Colonel Newcombe went home to England to a gunnery school. He is to be an instructer under Brigadier Kerwin who is OC school.
Bee: Slept at the guns last night. Shooting all night. The tanks were supported to come up. But it started raining about eight p.m. and they must have had to stop where they were. Colonel Newcombe left us today. He has been taken home to start a new school of instruction for OC during the winter. He and our late Colonel General Kerwin, the two best and most thorough men I have met out here. They are both awfully nice men personally as well. A brute of a day. It rained all night and all of today. Show has been put off 48 hours now this jolly wet has started, of course. I have not a pair of boots to my name that are watertight. Have been waiting until I go on leave but have been caught on the hop all right.
Walford: Relieved by Cruikshank at ten a.m and hear that Siggers has been appointed intelligence officer for the brigade and has to go over with the infantry. Good luck to him. In the afternoon, Siggers and I had a tour of the big uns, first of all visiting 15-inch howitzer - she is called granny and was firing when we arrived. She is not a big piece, but the shells are huge and stand about 3.6 height, weighing 11 cwt. What sort of a splash it makes on landing, I shudder to think. The 12-inch howitzer was our next stop. It is a nice looking piece and a much solider looking weapon. The shell it fires is large too, it weighs 7 cwt. We passed numerous 9.2 and 6-inch hows between the two large ones. The former having an enormous dump of ammunition at their guns. We also had a squint at the 6-inch Mark VII, which was firing as we passed. The officers of the 12-inch were very hospitable, showed us all over the gun then gave us a drink at the Mess, which was on the side of a railway embankment.
In the evening the captain on returning from brigade informed me I had been awarded the Military Cross.

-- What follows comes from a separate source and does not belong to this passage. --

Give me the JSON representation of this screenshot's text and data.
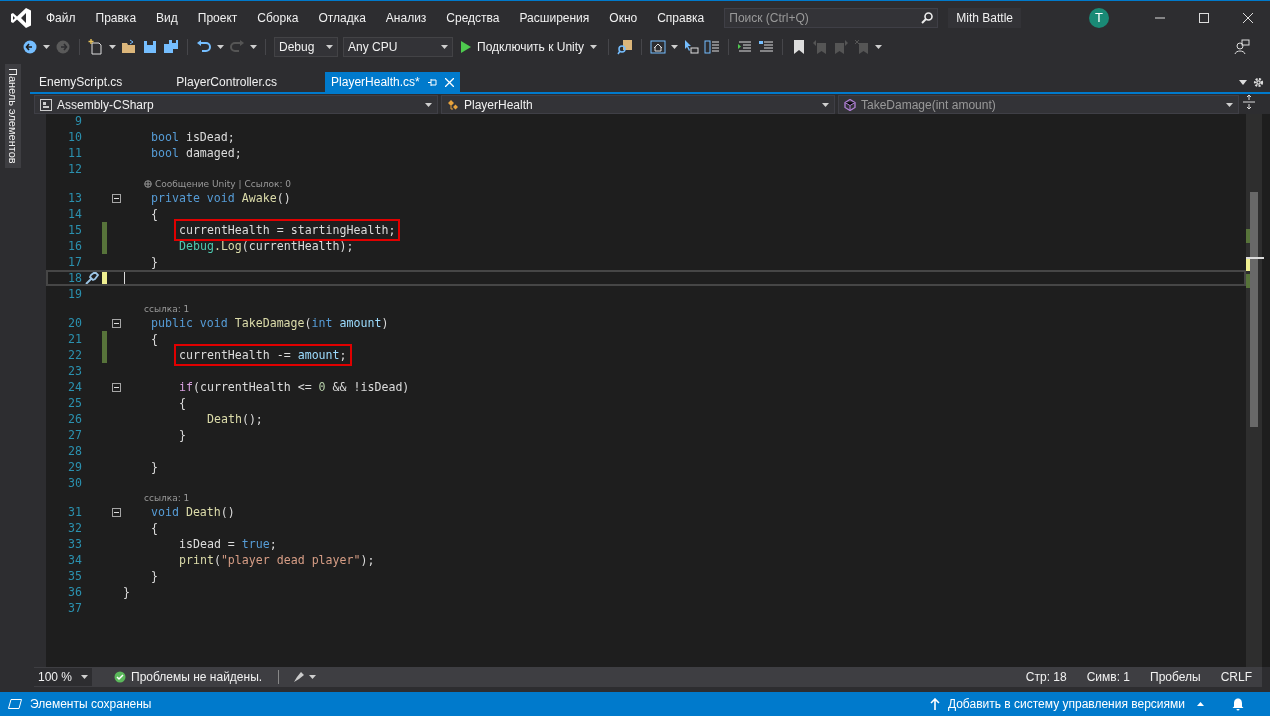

Bee: Went up to the guns this morning, a very foggy morning but much warmer and the fog lifted for an hour about two p.m. But got very little shooting done. The Hun aeroplanes were fairly active during this time. The show was put off again. I don't think it will ever take place. And am certain that we always let the Hun know long beforehand that we intend to make a push by the artillery all shooting like fun a week beforehand.
Walford: Sunday. More frost and another cold east wind blowing. I relieved Cruikshank at the guns. Bailley, who had come up from the wagon line for breakfast walked up with Suttie and myself. We shot the whole day, loosing off 1089 rounds at the Bosche. Nothing thrilling happened.
Bee: Another fearfully raw day. Wrote most of the morning. After lunch went on to D 26 to hear what news I could get out of Sanger, as he has just returned from leave. Heard about Uncle and Spud Ritchie, who were wounded on the Somme. I went up into the hedge in front of their battery to see if I could see Stuff Redoubt, but it was too misty. It was the first time I had watched a 4.5 fire and I was surprised to see how far you could follow the shell in the air. After afternoon tea we came back and visited Kellagher, who is moving up into his new position 1,000 yards from the front line. A very unhealthy spot, I think.